actual form fields and the variables listed in GetFormData(), tell it so with
the following line of code:

$CGI::Validate::IgnoreNonMatchingFields = 1;

Dealing with arrays

You can also use
CGI::Validate with multiple-select form fields, by reading them into an array.
Take the following simple form,

<html><head></head>
<body>

<form action=”/cgi-bin/validate.cgi” method=”post”>
Pick your favourite colors:
<select name=”colors” multiple>
            <option
value=”strawberry”>Strawberry</option>
            <option
value=”orange”>Orange</option>
            <option
value=”azure”>Azure</option>
            <option
value=”chrome”>Chrome</option>
            <option
value=”grape”>Grape</option>
</select>
<input type=”submit” value=”Validate”>
</form>

</body></html>

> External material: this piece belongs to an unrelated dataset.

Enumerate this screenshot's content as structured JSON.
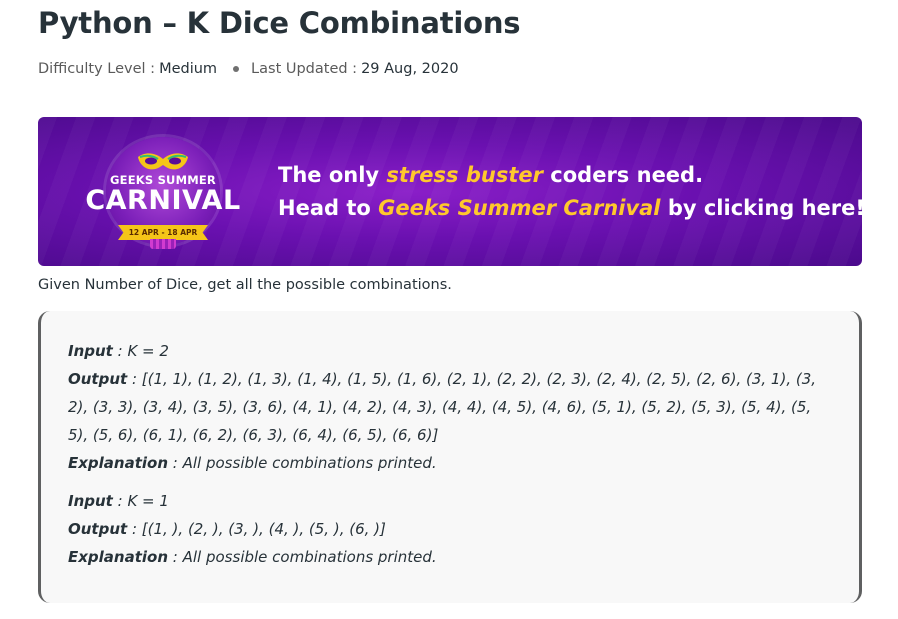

and its validating
script in Listing B.

In this case, the
GetFormData() function checks to see if one or more elements of the
multi-select form field have been selected, and reads them into the @colors
array. This array is then processed with a foreach() loop.

In the event that no
value is selected, an error will be generated, as the field is explicitly
marked as a required field with the equality (=) symbol.

Using custom data types

If the five built-in
data types are too primitive for your needs, CGI::Validate also allows you to
define a custom data type with its special “x” type specifier. To
make it work, you need to call the special addExtensions() function and pass it
two values as a hash—a name for your custom data type, and the conditional test
to use when validating it. You can then use your custom data type in the GetFormData()
function simply by calling the type by its name with the prefix “x”
before it.

Let’s look at an
example:

<html><head></head>
<body>

<form action=”/cgi-bin/validate.cgi” method=”post”>
Pick a number: <input type=”text” name=”num”
size=”4″>
<input type=”submit” value=”Validate”> </form>

</body></html>

Suppose you want to restrict
the input values between 1 and 999. Take a look at the code in Listing C. Here, I’ve created a new
data type called Range, and specified
that the values must lie between 1 and 999, both inclusive. This information is
passed to CGI::Validate via the addExtensions() function.

Once the type has been
defined, I can use it in the normal way, by naming it inside the GetFormData()
function. Note that since this is a user-defined type, the name must be
prefixed with an “x”.

To see how it works,
try entering a number into the form. If it’s over 999 or below 1, you should see
the following error:

Could not process form because of these errors:
Invalid data types for fields: num

Using CGI::Validate
can significantly reduce the amount of time you spend on creating custom input
validation routines. Make it a part of your standard Web development toolkit,
and save yourself some time the next time you have forms to validate!